Data records:
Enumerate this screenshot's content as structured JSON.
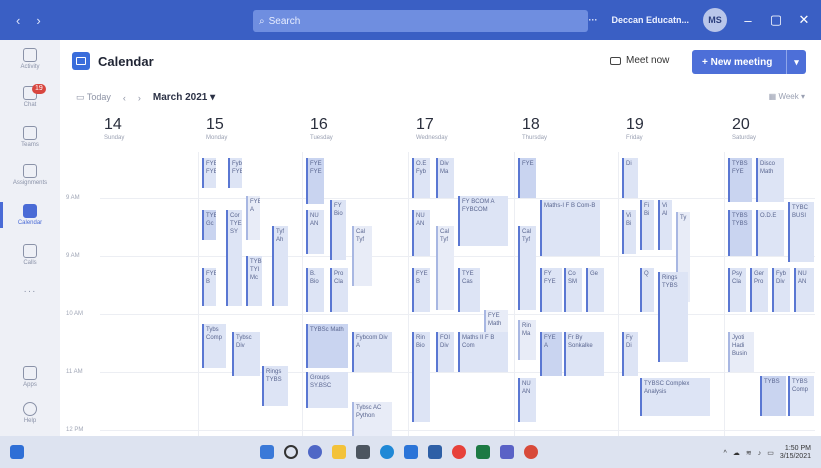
{
  "titlebar": {
    "search_placeholder": "Search",
    "more": "···",
    "org": "Deccan Educatn...",
    "avatar_initials": "MS",
    "minimize": "–",
    "maximize": "▢",
    "close": "✕"
  },
  "rail": {
    "items": [
      {
        "label": "Activity"
      },
      {
        "label": "Chat",
        "badge": "19"
      },
      {
        "label": "Teams"
      },
      {
        "label": "Assignments"
      },
      {
        "label": "Calendar"
      },
      {
        "label": "Calls"
      },
      {
        "label": "···"
      },
      {
        "label": "Apps"
      },
      {
        "label": "Help"
      }
    ]
  },
  "header": {
    "title": "Calendar",
    "meet_now": "Meet now",
    "new_meeting": "+ New meeting"
  },
  "toolbar": {
    "today": "Today",
    "month": "March 2021",
    "view": "Week"
  },
  "days": [
    {
      "num": "14",
      "name": "Sunday"
    },
    {
      "num": "15",
      "name": "Monday"
    },
    {
      "num": "16",
      "name": "Tuesday"
    },
    {
      "num": "17",
      "name": "Wednesday"
    },
    {
      "num": "18",
      "name": "Thursday"
    },
    {
      "num": "19",
      "name": "Friday"
    },
    {
      "num": "20",
      "name": "Saturday"
    }
  ],
  "times": [
    "9 AM",
    "9 AM",
    "10 AM",
    "11 AM",
    "12 PM"
  ],
  "events": {
    "e1": "FYE FYE",
    "e2": "Fyb FYE",
    "e3": "FYE A",
    "e4": "TYE Gc",
    "e5": "Cor TYE SY",
    "e6": "Tyf Ah",
    "e7": "FYE B",
    "e8": "TYB TYI Mc",
    "e9": "Tybs Comp",
    "e10": "Tybsc Div",
    "e11": "Rings TYBS",
    "e12": "FYE FYE",
    "e13": "FY Bio",
    "e14": "NU AN",
    "e15": "Cal Tyf",
    "e16": "B. Bio",
    "e17": "Pro Cla",
    "e18": "TYBSc Math",
    "e19": "Fybcom Div A",
    "e20": "Groups SY.BSC",
    "e21": "Tybsc AC Python",
    "e22": "O.E Fyb",
    "e23": "Div Ma",
    "e24": "FY BCOM A FYBCOM",
    "e25": "NU AN",
    "e26": "Cal Tyf",
    "e27": "FYE B",
    "e28": "TYE Cas",
    "e29": "FYE Math",
    "e30": "FOI Div",
    "e31": "Maths II F B Com",
    "e32": "Rin Bio",
    "e33": "FYE",
    "e34": "Maths-I F B Com-B",
    "e35": "Cal Tyf",
    "e36": "FY FYE",
    "e37": "Co SM",
    "e38": "Ge",
    "e39": "Rin Ma",
    "e40": "FYE A",
    "e41": "Fr By Sonkalke",
    "e42": "NU AN",
    "e43": "Di",
    "e44": "Vi Bi",
    "e45": "Fi Bi",
    "e46": "Vi Al",
    "e47": "Ty",
    "e48": "Q",
    "e49": "Rings TYBS",
    "e50": "Fy Di",
    "e51": "TYBSC Complex Analysis",
    "e52": "TYBS FYE",
    "e53": "Disco Math",
    "e54": "TYBS TYBS",
    "e55": "O.D.E",
    "e56": "TYBC BUSI",
    "e57": "Psy Cla",
    "e58": "Ger Pro",
    "e59": "Fyb Div",
    "e60": "NU AN",
    "e61": "Jyoti Hadi Busin",
    "e62": "TYBS",
    "e63": "TYBS Comp"
  }
}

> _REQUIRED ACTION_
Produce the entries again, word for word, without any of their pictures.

> _ANSWER AREA_
Enumerate this screenshot's content as structured JSON.
{
  "titlebar": {
    "search_placeholder": "Search",
    "more": "···",
    "org": "Deccan Educatn...",
    "avatar_initials": "MS",
    "minimize": "–",
    "maximize": "▢",
    "close": "✕"
  },
  "rail": {
    "items": [
      {
        "label": "Activity"
      },
      {
        "label": "Chat",
        "badge": "19"
      },
      {
        "label": "Teams"
      },
      {
        "label": "Assignments"
      },
      {
        "label": "Calendar"
      },
      {
        "label": "Calls"
      },
      {
        "label": "···"
      },
      {
        "label": "Apps"
      },
      {
        "label": "Help"
      }
    ]
  },
  "header": {
    "title": "Calendar",
    "meet_now": "Meet now",
    "new_meeting": "+ New meeting"
  },
  "toolbar": {
    "today": "Today",
    "month": "March 2021",
    "view": "Week"
  },
  "days": [
    {
      "num": "14",
      "name": "Sunday"
    },
    {
      "num": "15",
      "name": "Monday"
    },
    {
      "num": "16",
      "name": "Tuesday"
    },
    {
      "num": "17",
      "name": "Wednesday"
    },
    {
      "num": "18",
      "name": "Thursday"
    },
    {
      "num": "19",
      "name": "Friday"
    },
    {
      "num": "20",
      "name": "Saturday"
    }
  ],
  "times": [
    "9 AM",
    "9 AM",
    "10 AM",
    "11 AM",
    "12 PM"
  ],
  "events": {
    "e1": "FYE FYE",
    "e2": "Fyb FYE",
    "e3": "FYE A",
    "e4": "TYE Gc",
    "e5": "Cor TYE SY",
    "e6": "Tyf Ah",
    "e7": "FYE B",
    "e8": "TYB TYI Mc",
    "e9": "Tybs Comp",
    "e10": "Tybsc Div",
    "e11": "Rings TYBS",
    "e12": "FYE FYE",
    "e13": "FY Bio",
    "e14": "NU AN",
    "e15": "Cal Tyf",
    "e16": "B. Bio",
    "e17": "Pro Cla",
    "e18": "TYBSc Math",
    "e19": "Fybcom Div A",
    "e20": "Groups SY.BSC",
    "e21": "Tybsc AC Python",
    "e22": "O.E Fyb",
    "e23": "Div Ma",
    "e24": "FY BCOM A FYBCOM",
    "e25": "NU AN",
    "e26": "Cal Tyf",
    "e27": "FYE B",
    "e28": "TYE Cas",
    "e29": "FYE Math",
    "e30": "FOI Div",
    "e31": "Maths II F B Com",
    "e32": "Rin Bio",
    "e33": "FYE",
    "e34": "Maths-I F B Com-B",
    "e35": "Cal Tyf",
    "e36": "FY FYE",
    "e37": "Co SM",
    "e38": "Ge",
    "e39": "Rin Ma",
    "e40": "FYE A",
    "e41": "Fr By Sonkalke",
    "e42": "NU AN",
    "e43": "Di",
    "e44": "Vi Bi",
    "e45": "Fi Bi",
    "e46": "Vi Al",
    "e47": "Ty",
    "e48": "Q",
    "e49": "Rings TYBS",
    "e50": "Fy Di",
    "e51": "TYBSC Complex Analysis",
    "e52": "TYBS FYE",
    "e53": "Disco Math",
    "e54": "TYBS TYBS",
    "e55": "O.D.E",
    "e56": "TYBC BUSI",
    "e57": "Psy Cla",
    "e58": "Ger Pro",
    "e59": "Fyb Div",
    "e60": "NU AN",
    "e61": "Jyoti Hadi Busin",
    "e62": "TYBS",
    "e63": "TYBS Comp"
  }
}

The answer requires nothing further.